WORK TO COMPLETE >>
Which lines in the records below contain the word "true"? Report each of them.

○ ○ ○ ○ ○ ○ ○

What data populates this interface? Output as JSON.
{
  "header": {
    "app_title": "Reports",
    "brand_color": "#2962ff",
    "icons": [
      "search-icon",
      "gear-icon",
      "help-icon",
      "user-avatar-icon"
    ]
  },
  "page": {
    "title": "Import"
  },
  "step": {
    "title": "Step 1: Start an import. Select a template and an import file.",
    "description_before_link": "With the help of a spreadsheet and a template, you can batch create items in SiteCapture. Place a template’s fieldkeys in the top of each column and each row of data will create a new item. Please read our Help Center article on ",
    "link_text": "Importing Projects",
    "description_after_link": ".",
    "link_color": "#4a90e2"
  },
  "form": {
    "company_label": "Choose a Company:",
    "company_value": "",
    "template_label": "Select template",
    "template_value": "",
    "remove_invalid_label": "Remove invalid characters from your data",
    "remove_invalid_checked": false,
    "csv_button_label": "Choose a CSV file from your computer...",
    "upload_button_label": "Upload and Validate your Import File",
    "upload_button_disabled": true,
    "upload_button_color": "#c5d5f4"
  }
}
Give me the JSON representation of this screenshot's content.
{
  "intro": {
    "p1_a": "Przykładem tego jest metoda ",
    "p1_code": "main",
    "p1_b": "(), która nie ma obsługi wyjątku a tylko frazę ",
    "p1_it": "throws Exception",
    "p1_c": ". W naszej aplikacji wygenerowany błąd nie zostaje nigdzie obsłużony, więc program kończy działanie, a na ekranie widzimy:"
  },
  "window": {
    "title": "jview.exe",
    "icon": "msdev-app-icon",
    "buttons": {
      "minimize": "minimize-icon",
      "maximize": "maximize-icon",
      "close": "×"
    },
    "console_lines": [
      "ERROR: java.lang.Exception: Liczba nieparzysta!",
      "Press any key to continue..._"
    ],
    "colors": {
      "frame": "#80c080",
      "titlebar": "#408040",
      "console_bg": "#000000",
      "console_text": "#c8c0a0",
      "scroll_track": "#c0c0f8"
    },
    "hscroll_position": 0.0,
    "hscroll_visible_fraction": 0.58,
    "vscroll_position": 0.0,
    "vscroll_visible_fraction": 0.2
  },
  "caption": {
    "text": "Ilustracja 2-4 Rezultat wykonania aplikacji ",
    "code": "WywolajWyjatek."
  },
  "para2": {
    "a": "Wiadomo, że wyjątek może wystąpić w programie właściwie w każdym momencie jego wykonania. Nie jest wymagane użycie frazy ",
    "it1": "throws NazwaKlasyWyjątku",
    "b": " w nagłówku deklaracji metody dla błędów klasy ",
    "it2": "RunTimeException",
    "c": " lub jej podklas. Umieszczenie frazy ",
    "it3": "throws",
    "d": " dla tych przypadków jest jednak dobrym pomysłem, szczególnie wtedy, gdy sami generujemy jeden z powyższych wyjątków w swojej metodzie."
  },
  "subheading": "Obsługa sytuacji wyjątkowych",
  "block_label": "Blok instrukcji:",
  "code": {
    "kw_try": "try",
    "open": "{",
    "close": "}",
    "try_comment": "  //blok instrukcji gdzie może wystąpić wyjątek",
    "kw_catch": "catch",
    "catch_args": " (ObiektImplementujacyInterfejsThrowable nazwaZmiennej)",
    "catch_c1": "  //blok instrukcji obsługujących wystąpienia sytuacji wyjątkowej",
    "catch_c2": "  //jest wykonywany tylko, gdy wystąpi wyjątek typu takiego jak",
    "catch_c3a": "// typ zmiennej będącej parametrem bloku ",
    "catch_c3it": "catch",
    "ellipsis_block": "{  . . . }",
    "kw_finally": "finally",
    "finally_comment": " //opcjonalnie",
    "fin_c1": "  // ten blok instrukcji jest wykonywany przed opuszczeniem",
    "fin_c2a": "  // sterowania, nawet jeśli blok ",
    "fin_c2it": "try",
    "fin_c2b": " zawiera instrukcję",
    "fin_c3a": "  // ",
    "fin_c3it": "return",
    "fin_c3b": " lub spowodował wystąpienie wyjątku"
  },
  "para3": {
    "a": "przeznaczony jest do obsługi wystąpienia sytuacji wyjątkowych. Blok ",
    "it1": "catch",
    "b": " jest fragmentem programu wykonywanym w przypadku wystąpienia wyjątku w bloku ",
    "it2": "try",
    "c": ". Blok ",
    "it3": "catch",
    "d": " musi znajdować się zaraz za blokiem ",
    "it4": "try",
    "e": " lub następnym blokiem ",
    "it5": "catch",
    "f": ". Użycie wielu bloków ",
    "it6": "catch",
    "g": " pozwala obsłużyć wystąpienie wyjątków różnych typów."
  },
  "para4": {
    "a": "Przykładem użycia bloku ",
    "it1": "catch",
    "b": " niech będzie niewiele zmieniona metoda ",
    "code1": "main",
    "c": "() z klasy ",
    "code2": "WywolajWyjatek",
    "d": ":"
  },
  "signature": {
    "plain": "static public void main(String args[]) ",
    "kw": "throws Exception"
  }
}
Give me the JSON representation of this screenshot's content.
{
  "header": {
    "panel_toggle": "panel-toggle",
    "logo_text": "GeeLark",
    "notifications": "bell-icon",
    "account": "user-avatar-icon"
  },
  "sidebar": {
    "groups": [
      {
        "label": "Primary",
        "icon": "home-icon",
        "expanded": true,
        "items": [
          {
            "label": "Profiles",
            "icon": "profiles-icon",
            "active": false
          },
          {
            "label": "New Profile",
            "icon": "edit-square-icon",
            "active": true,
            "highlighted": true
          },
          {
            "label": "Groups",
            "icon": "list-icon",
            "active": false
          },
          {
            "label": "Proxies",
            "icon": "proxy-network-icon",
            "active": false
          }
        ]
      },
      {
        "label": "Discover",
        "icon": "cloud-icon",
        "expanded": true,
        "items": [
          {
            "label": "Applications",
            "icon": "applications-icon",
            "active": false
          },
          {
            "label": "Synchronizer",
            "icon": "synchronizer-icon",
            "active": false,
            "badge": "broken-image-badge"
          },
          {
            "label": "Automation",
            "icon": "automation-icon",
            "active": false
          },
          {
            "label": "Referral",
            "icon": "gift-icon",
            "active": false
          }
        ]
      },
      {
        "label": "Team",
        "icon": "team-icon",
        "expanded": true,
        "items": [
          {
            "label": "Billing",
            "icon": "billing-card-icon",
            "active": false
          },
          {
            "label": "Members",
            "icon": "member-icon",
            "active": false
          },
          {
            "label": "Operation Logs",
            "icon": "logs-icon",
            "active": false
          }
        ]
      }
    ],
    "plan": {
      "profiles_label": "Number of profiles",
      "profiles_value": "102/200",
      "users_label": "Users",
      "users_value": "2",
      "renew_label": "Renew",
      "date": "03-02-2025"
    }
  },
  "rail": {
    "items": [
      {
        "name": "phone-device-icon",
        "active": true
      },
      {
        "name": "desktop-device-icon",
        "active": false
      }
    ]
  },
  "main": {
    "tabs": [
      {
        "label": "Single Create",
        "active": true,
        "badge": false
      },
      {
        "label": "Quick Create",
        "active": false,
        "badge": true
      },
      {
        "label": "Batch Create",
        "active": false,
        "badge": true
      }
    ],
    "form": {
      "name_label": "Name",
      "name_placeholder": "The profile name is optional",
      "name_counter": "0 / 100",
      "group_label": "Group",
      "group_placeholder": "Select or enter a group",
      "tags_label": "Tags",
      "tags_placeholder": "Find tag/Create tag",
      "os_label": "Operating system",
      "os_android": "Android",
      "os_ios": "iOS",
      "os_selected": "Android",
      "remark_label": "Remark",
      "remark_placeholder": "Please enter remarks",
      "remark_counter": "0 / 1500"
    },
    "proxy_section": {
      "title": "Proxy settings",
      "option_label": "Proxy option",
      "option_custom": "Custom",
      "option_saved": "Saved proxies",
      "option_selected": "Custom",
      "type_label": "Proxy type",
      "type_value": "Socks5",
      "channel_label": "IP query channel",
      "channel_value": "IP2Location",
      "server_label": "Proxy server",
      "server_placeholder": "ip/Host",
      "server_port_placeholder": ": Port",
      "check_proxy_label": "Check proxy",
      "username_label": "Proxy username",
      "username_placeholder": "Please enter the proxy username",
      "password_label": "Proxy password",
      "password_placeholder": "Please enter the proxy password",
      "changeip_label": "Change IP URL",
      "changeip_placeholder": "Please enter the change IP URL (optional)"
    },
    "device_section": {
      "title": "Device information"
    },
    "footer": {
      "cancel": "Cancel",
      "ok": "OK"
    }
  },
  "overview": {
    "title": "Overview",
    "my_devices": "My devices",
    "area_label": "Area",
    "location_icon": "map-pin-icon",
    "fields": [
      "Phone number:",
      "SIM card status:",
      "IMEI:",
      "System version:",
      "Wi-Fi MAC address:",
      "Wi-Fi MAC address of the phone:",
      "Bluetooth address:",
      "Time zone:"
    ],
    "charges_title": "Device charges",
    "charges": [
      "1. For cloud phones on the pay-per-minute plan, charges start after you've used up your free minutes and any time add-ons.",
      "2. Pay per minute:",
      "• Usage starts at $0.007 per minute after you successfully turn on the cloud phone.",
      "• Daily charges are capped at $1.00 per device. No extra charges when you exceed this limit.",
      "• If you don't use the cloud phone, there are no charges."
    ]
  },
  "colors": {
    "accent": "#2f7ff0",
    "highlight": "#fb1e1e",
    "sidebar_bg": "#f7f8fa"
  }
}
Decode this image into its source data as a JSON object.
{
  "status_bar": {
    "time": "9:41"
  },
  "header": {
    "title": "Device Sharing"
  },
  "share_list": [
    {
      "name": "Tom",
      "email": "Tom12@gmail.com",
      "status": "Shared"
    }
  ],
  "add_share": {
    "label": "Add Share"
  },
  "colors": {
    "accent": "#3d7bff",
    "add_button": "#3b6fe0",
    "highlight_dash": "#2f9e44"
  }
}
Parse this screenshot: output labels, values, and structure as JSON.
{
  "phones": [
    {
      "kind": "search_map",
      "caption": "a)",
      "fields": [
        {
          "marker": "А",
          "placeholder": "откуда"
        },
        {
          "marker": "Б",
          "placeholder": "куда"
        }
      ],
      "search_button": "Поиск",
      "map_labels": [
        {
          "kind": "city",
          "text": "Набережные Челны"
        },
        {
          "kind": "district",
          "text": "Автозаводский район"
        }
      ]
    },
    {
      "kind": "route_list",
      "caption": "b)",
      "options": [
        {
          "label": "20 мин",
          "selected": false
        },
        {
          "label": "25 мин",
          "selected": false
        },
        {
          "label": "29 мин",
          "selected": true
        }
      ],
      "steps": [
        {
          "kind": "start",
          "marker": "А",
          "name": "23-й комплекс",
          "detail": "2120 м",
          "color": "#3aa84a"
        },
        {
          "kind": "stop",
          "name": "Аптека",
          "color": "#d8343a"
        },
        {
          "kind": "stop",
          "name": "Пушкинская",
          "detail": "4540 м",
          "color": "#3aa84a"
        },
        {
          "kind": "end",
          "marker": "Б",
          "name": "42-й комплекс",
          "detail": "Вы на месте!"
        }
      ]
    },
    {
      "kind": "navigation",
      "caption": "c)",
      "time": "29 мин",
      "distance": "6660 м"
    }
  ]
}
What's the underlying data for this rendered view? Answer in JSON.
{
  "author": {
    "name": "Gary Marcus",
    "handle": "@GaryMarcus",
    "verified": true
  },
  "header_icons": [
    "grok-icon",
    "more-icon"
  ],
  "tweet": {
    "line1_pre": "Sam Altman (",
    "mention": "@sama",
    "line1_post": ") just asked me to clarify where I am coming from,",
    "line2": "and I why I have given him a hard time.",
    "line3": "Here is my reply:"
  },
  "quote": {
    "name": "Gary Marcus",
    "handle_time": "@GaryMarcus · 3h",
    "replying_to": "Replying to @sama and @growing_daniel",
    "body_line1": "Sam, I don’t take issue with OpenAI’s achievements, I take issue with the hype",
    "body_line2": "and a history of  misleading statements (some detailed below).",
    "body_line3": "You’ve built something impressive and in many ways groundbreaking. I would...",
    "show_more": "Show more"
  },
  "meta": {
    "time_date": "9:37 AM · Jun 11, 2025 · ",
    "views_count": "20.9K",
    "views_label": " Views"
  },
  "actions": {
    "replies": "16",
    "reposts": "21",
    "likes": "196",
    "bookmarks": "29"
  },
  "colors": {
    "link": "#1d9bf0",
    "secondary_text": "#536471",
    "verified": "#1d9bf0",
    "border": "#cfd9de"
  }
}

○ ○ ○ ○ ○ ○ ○

YOUR RESPONSE >>
    "upload_button_disabled": true,
        "expanded": true,
            "active": true,
            "highlighted": true
        "expanded": true,
        "expanded": true,
        "active": true
        "active": true,
        "badge": true
        "badge": true
          "selected": true
    "verified": true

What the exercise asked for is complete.